The reasons for the referee's recommendation are set out in his report. The referee stated that respondent's motives for his actions in the West estate were the same as the motives of the county attorney for Knox County at the time, that is, he wanted "to get as much inheritance tax as [he] easily could for the county at the expense of the state."

The referee concluded that it was "very hard" to distinguish the conduct of the county attorney from the conduct of respondent, and noted that the county attorney had received only a private reprimand from the Committee on Inquiry for the Third Disciplinary District, and no formal *654 charges were filed against him. In view of that situation, the referee felt it was appropriate to place respondent on probation rather than more severe sanctions. The referee also noted that respondent testified that he believed the Nebraska estate tax law to be unconstitutional and that he could therefore circumvent it.

With regard to the question of the unconstitutionality of the law, we note only that respondent has no standing to raise the constitutionality of the law in these proceedings. That consideration is irrelevant to determine the nature of respondent's actions in this matter.

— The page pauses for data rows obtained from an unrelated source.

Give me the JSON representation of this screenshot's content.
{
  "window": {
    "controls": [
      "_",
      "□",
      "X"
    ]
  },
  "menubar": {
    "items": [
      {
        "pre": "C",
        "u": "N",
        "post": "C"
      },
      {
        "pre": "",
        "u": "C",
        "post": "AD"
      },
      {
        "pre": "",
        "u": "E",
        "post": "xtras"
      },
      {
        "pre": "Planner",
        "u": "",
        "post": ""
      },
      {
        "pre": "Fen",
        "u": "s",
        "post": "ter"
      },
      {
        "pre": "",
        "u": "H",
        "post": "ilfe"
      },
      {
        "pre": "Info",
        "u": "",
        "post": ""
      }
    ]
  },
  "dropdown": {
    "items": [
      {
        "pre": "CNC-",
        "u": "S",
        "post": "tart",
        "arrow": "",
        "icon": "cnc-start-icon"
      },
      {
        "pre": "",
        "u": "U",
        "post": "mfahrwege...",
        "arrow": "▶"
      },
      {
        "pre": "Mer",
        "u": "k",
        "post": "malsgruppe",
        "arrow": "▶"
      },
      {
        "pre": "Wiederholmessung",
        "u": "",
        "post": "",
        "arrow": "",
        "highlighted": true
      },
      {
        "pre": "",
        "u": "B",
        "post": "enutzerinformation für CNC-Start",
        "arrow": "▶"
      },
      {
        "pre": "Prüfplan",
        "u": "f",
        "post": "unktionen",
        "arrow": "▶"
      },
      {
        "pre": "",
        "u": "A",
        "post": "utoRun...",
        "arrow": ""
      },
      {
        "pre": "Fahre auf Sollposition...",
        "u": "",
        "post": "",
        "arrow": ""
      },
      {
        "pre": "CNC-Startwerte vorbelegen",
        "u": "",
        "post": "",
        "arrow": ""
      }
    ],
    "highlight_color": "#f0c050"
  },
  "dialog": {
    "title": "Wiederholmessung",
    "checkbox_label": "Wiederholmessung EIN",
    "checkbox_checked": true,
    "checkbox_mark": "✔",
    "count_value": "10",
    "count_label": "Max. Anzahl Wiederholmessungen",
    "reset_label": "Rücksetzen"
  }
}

With regard to the referee's concern that respondent should not be treated more severely than the county attorney for Knox County in the West estate, we note our decision in State v. Morrow, 220 Neb. 247, 369 N.W.2d 89 (1985). That case involved a criminal appeal from a sentence which appellant contended was too harsh because a codefendant had received a lesser sentence. In the Morrow case we stated at 252, 369 N.W.2d at 92: "Where it is apparent that the lesser sentence imposed upon a codefendant is erroneous, the sentencing court is not required to reduce all more severe though properly imposed sentences just to obtain uniformity." In that case we held that the lengthier sentence was not too severe but that the lighter sentence was too lenient.

While disciplinary proceedings are not criminal in nature, the same concept must be considered. Proceedings involving the county attorney for Knox County were not presented to this court. In our efforts to preserve the high standards of the practice of law in this state, we cannot allow our judgments to be controlled by local decisions in similar matters. In disciplinary proceedings, the extent of the sanction imposed by this court upon an offending lawyer cannot be controlled by the sanction imposed upon an equally offending lawyer in the same case in a local proceeding before a committee on inquiry.

We are here faced with a conscious violation of this state's laws by a practicing lawyer. When confronted with the allegations of his misconduct, respondent, in an intemperate written response to the Counsel for Discipline, attacked the assistant attorney general who was requested by the county judge to investigate the matter, and the tax attorney representing the state Tax Commissioner. In his testimony before the referee, respondent intimated that the county judge in the West estate was biased. As has been discussed, when the county attorney for Antelope County refused to sign the proposed inheritance tax hearing waiver, respondent intimated political reprisal against him. Respondent has never suggested that he has been at all at fault in this protracted matter. There has been no showing by respondent that he contemplates acting at any time in an appropriate manner in practicing law.

As stated in State ex rel. Nebraska State Bar Assn. v. McArthur, 212 Neb. 815, 819, 326 N.W.2d 173, 175-76 (1982):

To determine whether and to what extent discipline should be imposed, it is necessary that we consider the nature of the offense, the need for deterring others, the maintenance of the reputation of the bar as a whole, the protection of the public, the attitude of the offender generally, and his present or future fitness to continue in the practice of law.

Since respondent's actions have not been shown to have benefited him financially, we feel disbarment is not appropriate. Suspension from the practice of law is more responsive to the respondent's wrongful actions.

Accordingly, respondent is suspended from the practice of law for a period of 2 years, beginning June 15, 1987.